Problem to work on - Here are some records. Print all of them exactly.
Content starts
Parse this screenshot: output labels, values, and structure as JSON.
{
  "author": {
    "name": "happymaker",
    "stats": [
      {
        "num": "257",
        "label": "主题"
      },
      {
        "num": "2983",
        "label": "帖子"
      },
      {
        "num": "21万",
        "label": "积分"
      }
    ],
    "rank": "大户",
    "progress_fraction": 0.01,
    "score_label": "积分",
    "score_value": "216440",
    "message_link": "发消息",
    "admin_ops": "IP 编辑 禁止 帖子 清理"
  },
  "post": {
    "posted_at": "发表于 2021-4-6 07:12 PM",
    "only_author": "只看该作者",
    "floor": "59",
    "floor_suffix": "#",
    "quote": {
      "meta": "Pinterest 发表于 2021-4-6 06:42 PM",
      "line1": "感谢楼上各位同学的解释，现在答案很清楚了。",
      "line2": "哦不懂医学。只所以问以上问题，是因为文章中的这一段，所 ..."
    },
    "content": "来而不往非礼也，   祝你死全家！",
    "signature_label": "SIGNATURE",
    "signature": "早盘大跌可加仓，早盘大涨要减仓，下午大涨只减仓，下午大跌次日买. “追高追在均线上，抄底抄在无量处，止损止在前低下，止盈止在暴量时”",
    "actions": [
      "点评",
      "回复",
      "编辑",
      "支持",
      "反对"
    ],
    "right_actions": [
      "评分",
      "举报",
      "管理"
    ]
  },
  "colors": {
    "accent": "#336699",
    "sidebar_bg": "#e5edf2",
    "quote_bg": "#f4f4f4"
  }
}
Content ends
Output for this task -
Parse this screenshot: output labels, values, and structure as JSON.
{
  "author": {
    "name": "happymaker",
    "stats": [
      {
        "num": "257",
        "label": "主题"
      },
      {
        "num": "2983",
        "label": "帖子"
      },
      {
        "num": "21万",
        "label": "积分"
      }
    ],
    "rank": "大户",
    "progress_fraction": 0.01,
    "score_label": "积分",
    "score_value": "216440",
    "message_link": "发消息",
    "admin_ops": "IP 编辑 禁止 帖子 清理"
  },
  "post": {
    "posted_at": "发表于 2021-4-6 07:12 PM",
    "only_author": "只看该作者",
    "floor": "59",
    "floor_suffix": "#",
    "quote": {
      "meta": "Pinterest 发表于 2021-4-6 06:42 PM",
      "line1": "感谢楼上各位同学的解释，现在答案很清楚了。",
      "line2": "哦不懂医学。只所以问以上问题，是因为文章中的这一段，所 ..."
    },
    "content": "来而不往非礼也，   祝你死全家！",
    "signature_label": "SIGNATURE",
    "signature": "早盘大跌可加仓，早盘大涨要减仓，下午大涨只减仓，下午大跌次日买. “追高追在均线上，抄底抄在无量处，止损止在前低下，止盈止在暴量时”",
    "actions": [
      "点评",
      "回复",
      "编辑",
      "支持",
      "反对"
    ],
    "right_actions": [
      "评分",
      "举报",
      "管理"
    ]
  },
  "colors": {
    "accent": "#336699",
    "sidebar_bg": "#e5edf2",
    "quote_bg": "#f4f4f4"
  }
}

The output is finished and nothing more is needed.